# Task objective
Check each line of the entries below for the string "your"; copy every line where it appears.

--- Supplied data Enclosed Below ---

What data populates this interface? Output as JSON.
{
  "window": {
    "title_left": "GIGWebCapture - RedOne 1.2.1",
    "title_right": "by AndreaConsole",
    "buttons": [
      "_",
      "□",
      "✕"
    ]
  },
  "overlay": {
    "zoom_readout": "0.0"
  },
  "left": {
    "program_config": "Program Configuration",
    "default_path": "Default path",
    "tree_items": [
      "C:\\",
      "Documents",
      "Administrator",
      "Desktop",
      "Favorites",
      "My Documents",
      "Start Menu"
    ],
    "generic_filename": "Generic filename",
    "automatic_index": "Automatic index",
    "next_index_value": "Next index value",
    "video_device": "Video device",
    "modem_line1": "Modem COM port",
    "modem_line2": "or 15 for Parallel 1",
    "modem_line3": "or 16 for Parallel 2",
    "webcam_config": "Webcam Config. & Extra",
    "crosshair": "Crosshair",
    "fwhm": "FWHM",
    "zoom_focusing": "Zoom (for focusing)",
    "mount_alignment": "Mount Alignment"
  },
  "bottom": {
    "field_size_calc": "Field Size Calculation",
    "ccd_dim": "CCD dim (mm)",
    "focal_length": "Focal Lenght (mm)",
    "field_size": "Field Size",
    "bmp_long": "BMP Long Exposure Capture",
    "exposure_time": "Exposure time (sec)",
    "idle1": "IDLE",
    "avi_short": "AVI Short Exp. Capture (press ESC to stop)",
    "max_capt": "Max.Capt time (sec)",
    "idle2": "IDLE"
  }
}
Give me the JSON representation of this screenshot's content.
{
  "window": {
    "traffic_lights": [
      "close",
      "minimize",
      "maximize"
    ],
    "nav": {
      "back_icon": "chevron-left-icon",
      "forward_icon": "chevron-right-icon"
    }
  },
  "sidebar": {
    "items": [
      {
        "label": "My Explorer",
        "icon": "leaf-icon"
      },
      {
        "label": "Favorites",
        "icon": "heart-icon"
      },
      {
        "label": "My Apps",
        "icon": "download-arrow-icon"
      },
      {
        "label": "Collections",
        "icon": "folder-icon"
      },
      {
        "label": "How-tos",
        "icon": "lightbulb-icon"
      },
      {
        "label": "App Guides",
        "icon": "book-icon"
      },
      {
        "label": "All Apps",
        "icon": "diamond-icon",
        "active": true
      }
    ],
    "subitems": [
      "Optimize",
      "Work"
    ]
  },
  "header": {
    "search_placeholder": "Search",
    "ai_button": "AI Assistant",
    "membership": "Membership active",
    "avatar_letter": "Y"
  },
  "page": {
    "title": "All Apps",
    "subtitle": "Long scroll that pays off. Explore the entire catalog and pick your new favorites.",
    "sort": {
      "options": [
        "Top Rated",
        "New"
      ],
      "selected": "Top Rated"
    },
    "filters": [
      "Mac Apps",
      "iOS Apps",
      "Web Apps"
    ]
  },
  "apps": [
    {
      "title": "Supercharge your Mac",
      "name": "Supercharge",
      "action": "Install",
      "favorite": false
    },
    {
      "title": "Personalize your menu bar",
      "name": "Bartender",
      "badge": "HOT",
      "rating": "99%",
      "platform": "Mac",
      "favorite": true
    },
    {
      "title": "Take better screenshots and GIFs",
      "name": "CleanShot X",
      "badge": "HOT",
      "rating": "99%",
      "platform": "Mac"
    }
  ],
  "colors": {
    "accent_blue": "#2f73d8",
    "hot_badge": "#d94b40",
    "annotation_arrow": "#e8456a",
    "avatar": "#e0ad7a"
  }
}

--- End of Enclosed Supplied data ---

# Result of the task
    "subtitle": "Long scroll that pays off. Explore the entire catalog and pick your new favorites.",
      "title": "Supercharge your Mac",
      "title": "Personalize your menu bar",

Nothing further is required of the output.